Of course, whether itâ€™s land-filled or recycled, someone has to be there to pick it up, haul it away, treat it (both hazardous and non-hazardous), and ultimately dispose of it. And thatâ€™s where the waste handling industry comes in, all those people that you donâ€™t ever want to go on strike. These days the handling of waste goes far beyond two guys in a truck. According to First Research (a division of Hooverâ€™s Inc.), the private waste management industry in the U.S. includes 15,000 companies, with total revenues of $80 billion, and it covers an increasingly complex mixture of chemical and biological waste products along with all those cardboard boxes and tin cans. In addition to physical pickup and processing, associated industries are developing, dedicated to things like specialized site cleanup, and environmental consulting and engineering.
Publicly traded waste processing companies include the following:
â€¢ American Ecology Corporation (NASDAQ: ECOL), through its subsidiary US Ecology, serves industrial, medical, academic, and government clients across the country. Its focus is hazardous, toxic, and radioactive waste, with major processing sites in Nevada, Idaho, and Texas.
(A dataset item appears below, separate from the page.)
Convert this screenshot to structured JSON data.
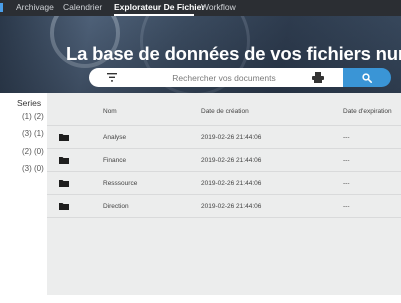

â€¢ Ecology & Environment, Inc. (NASDAQ: EEI) is a major environmental consulting, testing, and design firm, with offices throughout the U.S. and the world.
â€¢ BWI Holdings (OTCBB: BWIH), out of Canada, is a growing full service waste handling and recycling company dealing in solid and liquid waste, water hauling, and septic services for commercial, industrial, and residential clients.
As in many industries, technology is beginning to change things. General Environmental Management, Inc. (OTCBB: GEVI) is a unique waste management and environmental services provider that offers an innovative Web-based enterprise software system for designing customized waste management and transportation solutions. The system, called GEMWare, provides on-site waste treatment system management, and is now the industryâ€™s leading information management system. Among other things, the company intends to use its proprietary software technologies to ease the integration of its own acquisitions. Its technology-based growth strategy is aimed at what it sees as a huge and ever growing market worth billions. I guess you could say thatâ€™s a lot of garbage.
Let us hear your thoughts: General Environmental Management, Inc. Message Board